After five months of negotiation, Baltimore and the U.S. Department of Justice have agreed to the terms of a consent decree mandating reform of the city’s police department, The agreement was approved by top city officials at a special meeting today, the Baltimore Sun reports. It must also be approved by a U.S. District Court judge before becoming binding. Mayor Catherine Pugh and U.S. Attorney General Loretta Lynch announced the agreement this morning. “This agreement is binding and will live on,” Lynch said when she was asked if the administration of President-elect Donald Trump could undo it. She is scheduled to give a speech on community policing this afternoon at the University of Baltimore School of Law, and to meet with community groups and law enforcement officials.

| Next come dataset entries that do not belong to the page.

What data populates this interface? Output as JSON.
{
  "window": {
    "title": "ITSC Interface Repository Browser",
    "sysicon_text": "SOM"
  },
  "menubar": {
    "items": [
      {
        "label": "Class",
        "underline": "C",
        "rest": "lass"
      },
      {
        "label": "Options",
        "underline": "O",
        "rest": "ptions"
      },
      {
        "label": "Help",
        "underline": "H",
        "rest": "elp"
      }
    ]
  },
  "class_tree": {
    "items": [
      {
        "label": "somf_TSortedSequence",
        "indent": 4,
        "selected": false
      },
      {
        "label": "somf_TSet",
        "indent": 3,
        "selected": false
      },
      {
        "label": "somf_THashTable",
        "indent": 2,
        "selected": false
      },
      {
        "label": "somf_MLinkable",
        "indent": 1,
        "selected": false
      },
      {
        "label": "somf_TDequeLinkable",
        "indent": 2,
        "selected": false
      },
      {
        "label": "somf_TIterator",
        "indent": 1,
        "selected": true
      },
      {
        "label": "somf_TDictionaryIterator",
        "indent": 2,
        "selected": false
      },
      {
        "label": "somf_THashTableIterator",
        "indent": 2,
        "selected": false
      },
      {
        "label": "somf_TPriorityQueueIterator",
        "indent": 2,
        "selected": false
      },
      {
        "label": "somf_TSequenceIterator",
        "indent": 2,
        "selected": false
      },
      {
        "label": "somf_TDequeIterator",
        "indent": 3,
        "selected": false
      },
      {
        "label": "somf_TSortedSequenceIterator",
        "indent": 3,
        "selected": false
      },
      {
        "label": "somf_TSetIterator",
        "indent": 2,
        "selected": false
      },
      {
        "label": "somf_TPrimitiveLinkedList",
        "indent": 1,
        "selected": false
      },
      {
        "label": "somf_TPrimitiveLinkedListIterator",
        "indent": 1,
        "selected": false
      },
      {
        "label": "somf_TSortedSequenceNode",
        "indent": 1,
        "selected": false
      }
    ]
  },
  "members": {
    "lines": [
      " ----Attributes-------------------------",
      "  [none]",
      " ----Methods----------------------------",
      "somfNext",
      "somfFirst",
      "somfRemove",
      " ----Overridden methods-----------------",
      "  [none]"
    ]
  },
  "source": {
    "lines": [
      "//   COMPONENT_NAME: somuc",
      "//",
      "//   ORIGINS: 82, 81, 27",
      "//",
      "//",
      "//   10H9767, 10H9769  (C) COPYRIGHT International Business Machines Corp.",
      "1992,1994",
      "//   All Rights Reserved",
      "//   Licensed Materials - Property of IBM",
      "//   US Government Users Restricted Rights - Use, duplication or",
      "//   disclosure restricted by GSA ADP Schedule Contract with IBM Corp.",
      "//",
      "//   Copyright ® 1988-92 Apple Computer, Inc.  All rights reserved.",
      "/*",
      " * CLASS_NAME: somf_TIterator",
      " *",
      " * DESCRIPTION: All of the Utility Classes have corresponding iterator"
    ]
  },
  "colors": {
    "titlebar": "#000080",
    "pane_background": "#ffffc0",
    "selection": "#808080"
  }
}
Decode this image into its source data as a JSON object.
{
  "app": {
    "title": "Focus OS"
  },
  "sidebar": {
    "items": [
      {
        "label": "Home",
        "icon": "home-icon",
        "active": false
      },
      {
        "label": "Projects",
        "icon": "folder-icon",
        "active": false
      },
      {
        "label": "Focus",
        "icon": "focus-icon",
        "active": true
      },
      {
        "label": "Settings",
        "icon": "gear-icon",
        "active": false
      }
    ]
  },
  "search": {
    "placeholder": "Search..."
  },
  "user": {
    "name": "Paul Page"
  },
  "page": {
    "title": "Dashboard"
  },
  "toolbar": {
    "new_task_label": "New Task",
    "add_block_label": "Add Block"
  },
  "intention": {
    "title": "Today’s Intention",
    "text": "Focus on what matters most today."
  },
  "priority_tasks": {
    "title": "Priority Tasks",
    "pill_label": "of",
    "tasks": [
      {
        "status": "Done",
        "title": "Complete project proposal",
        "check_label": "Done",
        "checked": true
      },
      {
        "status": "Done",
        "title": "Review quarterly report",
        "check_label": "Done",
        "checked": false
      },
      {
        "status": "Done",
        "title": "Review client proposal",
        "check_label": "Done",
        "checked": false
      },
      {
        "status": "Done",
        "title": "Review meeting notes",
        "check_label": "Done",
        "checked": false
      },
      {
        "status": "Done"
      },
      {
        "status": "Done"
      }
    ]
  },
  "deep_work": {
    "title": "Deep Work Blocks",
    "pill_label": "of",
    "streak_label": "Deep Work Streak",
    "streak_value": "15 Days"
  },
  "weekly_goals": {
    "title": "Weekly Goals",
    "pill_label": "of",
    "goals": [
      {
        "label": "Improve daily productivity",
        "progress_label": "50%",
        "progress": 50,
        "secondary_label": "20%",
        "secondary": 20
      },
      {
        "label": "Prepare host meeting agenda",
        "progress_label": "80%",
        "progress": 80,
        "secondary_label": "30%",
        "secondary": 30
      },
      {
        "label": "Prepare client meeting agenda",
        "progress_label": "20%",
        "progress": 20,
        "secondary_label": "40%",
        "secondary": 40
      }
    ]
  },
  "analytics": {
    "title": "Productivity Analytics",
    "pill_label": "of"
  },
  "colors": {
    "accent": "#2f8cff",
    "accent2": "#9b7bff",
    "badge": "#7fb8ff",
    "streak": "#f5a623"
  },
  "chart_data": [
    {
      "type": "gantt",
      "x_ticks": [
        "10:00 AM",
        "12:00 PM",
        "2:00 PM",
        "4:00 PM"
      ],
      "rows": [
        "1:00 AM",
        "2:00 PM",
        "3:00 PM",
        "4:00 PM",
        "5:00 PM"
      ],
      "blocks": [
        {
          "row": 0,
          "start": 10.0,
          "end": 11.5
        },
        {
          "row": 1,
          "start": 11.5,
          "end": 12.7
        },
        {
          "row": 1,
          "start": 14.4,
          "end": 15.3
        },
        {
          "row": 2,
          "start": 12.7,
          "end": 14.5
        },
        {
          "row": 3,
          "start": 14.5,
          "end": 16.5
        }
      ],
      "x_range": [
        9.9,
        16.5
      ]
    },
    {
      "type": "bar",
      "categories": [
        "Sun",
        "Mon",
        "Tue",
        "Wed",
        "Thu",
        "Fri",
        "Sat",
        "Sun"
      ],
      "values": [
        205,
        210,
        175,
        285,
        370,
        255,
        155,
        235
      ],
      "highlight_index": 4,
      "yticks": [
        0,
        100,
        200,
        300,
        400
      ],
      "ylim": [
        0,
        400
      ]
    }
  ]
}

The consent decree will require the police department to introduce new layers of oversight for officers, new methods of tracking misconduct and other data, new training, and major investments in modern technologies — including mobile computers in patrol vehicles — to streamline operations and enhance data retention and analysis. Pugh has said the agreement calls for civilians to serve on police trial boards that assess officer wrongdoing, but police union officials say the decree cannot supersede the union’s collective bargaining agreement with the city, which bars civilian participation.